## Description of the task
Return the lines of the data below in which the string "icon" occurs.

Excerpts from an interface dataset:
══════════
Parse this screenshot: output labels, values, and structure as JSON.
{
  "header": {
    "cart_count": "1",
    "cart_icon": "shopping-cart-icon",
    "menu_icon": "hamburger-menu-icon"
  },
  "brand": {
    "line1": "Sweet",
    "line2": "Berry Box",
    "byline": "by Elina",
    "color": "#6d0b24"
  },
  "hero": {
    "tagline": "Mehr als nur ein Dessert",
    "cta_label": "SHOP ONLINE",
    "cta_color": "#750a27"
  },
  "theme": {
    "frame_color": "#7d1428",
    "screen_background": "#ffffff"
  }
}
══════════
## Solution to this exercise
    "cart_icon": "shopping-cart-icon",
    "menu_icon": "hamburger-menu-icon"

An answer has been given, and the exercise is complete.